Background: The risk of infection by transfusion-transmitted viruses has been reduced remarkably. However, a zero-risk blood supply is still desirable. The screening for antibody to HBc (anti-HBc) has been shown as an alternative test for the detection of HBV infection.
Objective: The main aim of this study was to evaluate HBV infection markers and the potential value of anti-HBc testing of blood donors to detect HBV infection.
Methods: In this descriptive cross-sectional study, 545 blood samples were collected and tested for HbsAg using ELISA method. Then all HBsAg negative samples were tested for anti-HBc by the same method. To detect HBV infection, all HBsAg negative and anti-HBc positive samples were tested by PCR for HBV DNA.
Results: All blood samples were HBsAg negative of which, 43 (8%) were anti-HBc positive. From those which were positive for anti-HBc, five samples were also positive for HBV DNA.
Conclusion: Occult HBV infection is a clinical form of HBV infection in which HBsAg is not expressed by HBV and blood samples cannot be screened by ELISA method, therefore more sensitive techniques are needed.

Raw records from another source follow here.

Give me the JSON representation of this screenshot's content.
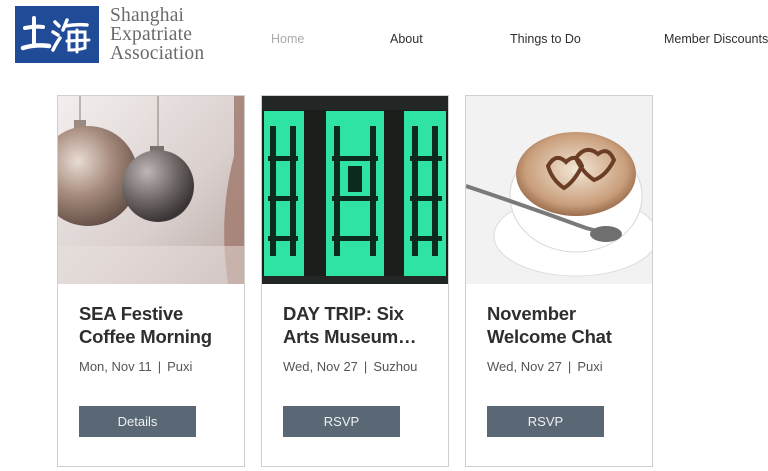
{
  "header": {
    "logo_line1": "Shanghai",
    "logo_line2": "Expatriate",
    "logo_line3": "Association",
    "logo_mark_text": "上海"
  },
  "nav": [
    {
      "label": "Home",
      "active": true
    },
    {
      "label": "About"
    },
    {
      "label": "Things to Do"
    },
    {
      "label": "Member Discounts"
    }
  ],
  "events": [
    {
      "title_line1": "SEA Festive",
      "title_line2": "Coffee Morning",
      "date": "Mon, Nov 11",
      "location": "Puxi",
      "button": "Details"
    },
    {
      "title_line1": "DAY TRIP: Six",
      "title_line2": "Arts Museum…",
      "date": "Wed, Nov 27",
      "location": "Suzhou",
      "button": "RSVP"
    },
    {
      "title_line1": "November",
      "title_line2": "Welcome Chat",
      "date": "Wed, Nov 27",
      "location": "Puxi",
      "button": "RSVP"
    }
  ],
  "meta_separator": "|",
  "colors": {
    "brand_blue": "#1f4b97",
    "button_bg": "#5a6875",
    "active_nav": "#a9a9a9"
  }
}
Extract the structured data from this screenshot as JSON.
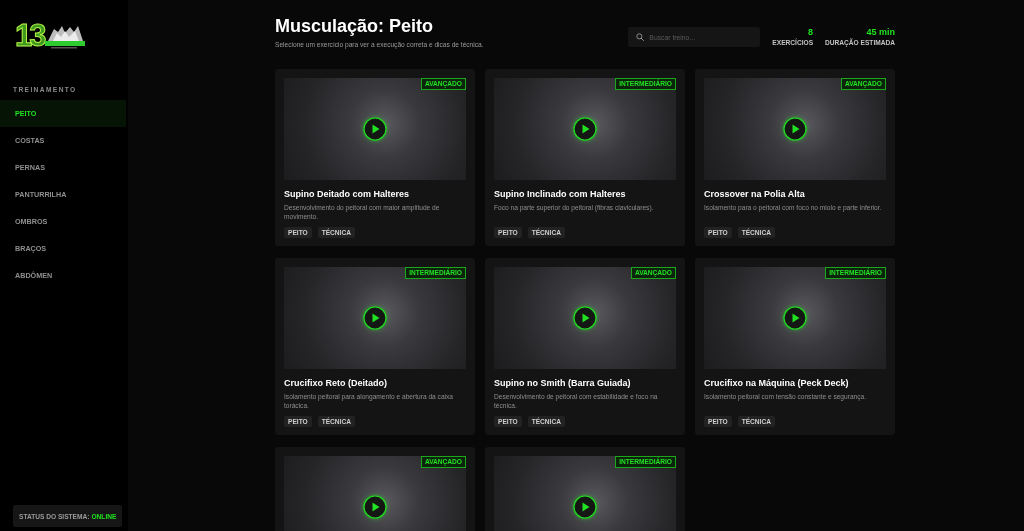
{
  "sidebar": {
    "logo": {
      "text": "13"
    },
    "section_label": "TREINAMENTO",
    "items": [
      {
        "label": "PEITO",
        "selected": true
      },
      {
        "label": "COSTAS",
        "selected": false
      },
      {
        "label": "PERNAS",
        "selected": false
      },
      {
        "label": "PANTURRILHA",
        "selected": false
      },
      {
        "label": "OMBROS",
        "selected": false
      },
      {
        "label": "BRAÇOS",
        "selected": false
      },
      {
        "label": "ABDÔMEN",
        "selected": false
      }
    ],
    "status": {
      "label": "STATUS DO SISTEMA:",
      "value": "ONLINE"
    }
  },
  "header": {
    "title": "Musculação: Peito",
    "subtitle": "Selecione um exercício para ver a execução correta e dicas de técnica.",
    "search": {
      "placeholder": "Buscar treino..."
    },
    "stats": [
      {
        "value": "8",
        "label": "EXERCÍCIOS"
      },
      {
        "value": "45 min",
        "label": "DURAÇÃO ESTIMADA"
      }
    ]
  },
  "exercises": [
    {
      "badge": "AVANÇADO",
      "title": "Supino Deitado com Halteres",
      "description": "Desenvolvimento do peitoral com maior amplitude de movimento.",
      "tags": [
        "PEITO",
        "TÉCNICA"
      ]
    },
    {
      "badge": "INTERMEDIÁRIO",
      "title": "Supino Inclinado com Halteres",
      "description": "Foco na parte superior do peitoral (fibras claviculares).",
      "tags": [
        "PEITO",
        "TÉCNICA"
      ]
    },
    {
      "badge": "AVANÇADO",
      "title": "Crossover na Polia Alta",
      "description": "Isolamento para o peitoral com foco no miolo e parte inferior.",
      "tags": [
        "PEITO",
        "TÉCNICA"
      ]
    },
    {
      "badge": "INTERMEDIÁRIO",
      "title": "Crucifixo Reto (Deitado)",
      "description": "Isolamento peitoral para alongamento e abertura da caixa torácica.",
      "tags": [
        "PEITO",
        "TÉCNICA"
      ]
    },
    {
      "badge": "AVANÇADO",
      "title": "Supino no Smith (Barra Guiada)",
      "description": "Desenvolvimento de peitoral com estabilidade e foco na técnica.",
      "tags": [
        "PEITO",
        "TÉCNICA"
      ]
    },
    {
      "badge": "INTERMEDIÁRIO",
      "title": "Crucifixo na Máquina (Peck Deck)",
      "description": "Isolamento peitoral com tensão constante e segurança.",
      "tags": [
        "PEITO",
        "TÉCNICA"
      ]
    },
    {
      "badge": "AVANÇADO"
    },
    {
      "badge": "INTERMEDIÁRIO"
    }
  ]
}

Our results demonstrate that a complementary test such as PCR, for detecting HBV DNA, is essential to ensure safety of blood samples.